:: Provided information ::

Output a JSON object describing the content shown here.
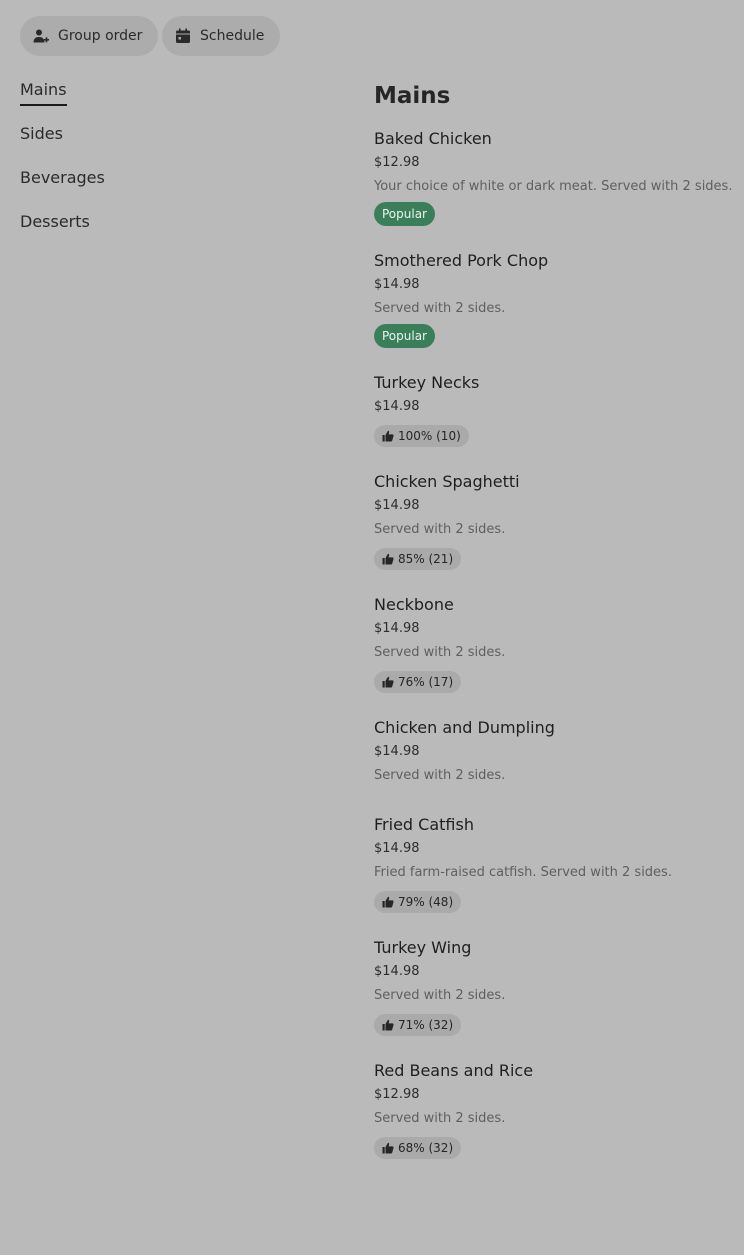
{
  "header": {
    "group_order_label": "Group order",
    "schedule_label": "Schedule",
    "group_order_icon": "person-add-icon",
    "schedule_icon": "calendar-icon"
  },
  "sidebar": {
    "items": [
      {
        "label": "Mains",
        "active": true
      },
      {
        "label": "Sides",
        "active": false
      },
      {
        "label": "Beverages",
        "active": false
      },
      {
        "label": "Desserts",
        "active": false
      }
    ]
  },
  "main": {
    "section_title": "Mains",
    "items": [
      {
        "name": "Baked Chicken",
        "price": "$12.98",
        "description": "Your choice of white or dark meat. Served with 2 sides.",
        "badge": "Popular",
        "rating": null
      },
      {
        "name": "Smothered Pork Chop",
        "price": "$14.98",
        "description": "Served with 2 sides.",
        "badge": "Popular",
        "rating": null
      },
      {
        "name": "Turkey Necks",
        "price": "$14.98",
        "description": null,
        "badge": null,
        "rating": "100% (10)"
      },
      {
        "name": "Chicken Spaghetti",
        "price": "$14.98",
        "description": "Served with 2 sides.",
        "badge": null,
        "rating": "85% (21)"
      },
      {
        "name": "Neckbone",
        "price": "$14.98",
        "description": "Served with 2 sides.",
        "badge": null,
        "rating": "76% (17)"
      },
      {
        "name": "Chicken and Dumpling",
        "price": "$14.98",
        "description": "Served with 2 sides.",
        "badge": null,
        "rating": null
      },
      {
        "name": "Fried Catfish",
        "price": "$14.98",
        "description": "Fried farm-raised catfish. Served with 2 sides.",
        "badge": null,
        "rating": "79% (48)"
      },
      {
        "name": "Turkey Wing",
        "price": "$14.98",
        "description": "Served with 2 sides.",
        "badge": null,
        "rating": "71% (32)"
      },
      {
        "name": "Red Beans and Rice",
        "price": "$12.98",
        "description": "Served with 2 sides.",
        "badge": null,
        "rating": "68% (32)"
      }
    ]
  },
  "colors": {
    "background": "#bababa",
    "popular_badge": "#3b7f5a",
    "rating_pill": "#aaaaaa"
  }
}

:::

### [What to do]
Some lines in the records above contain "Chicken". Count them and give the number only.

### [Problem solution]
3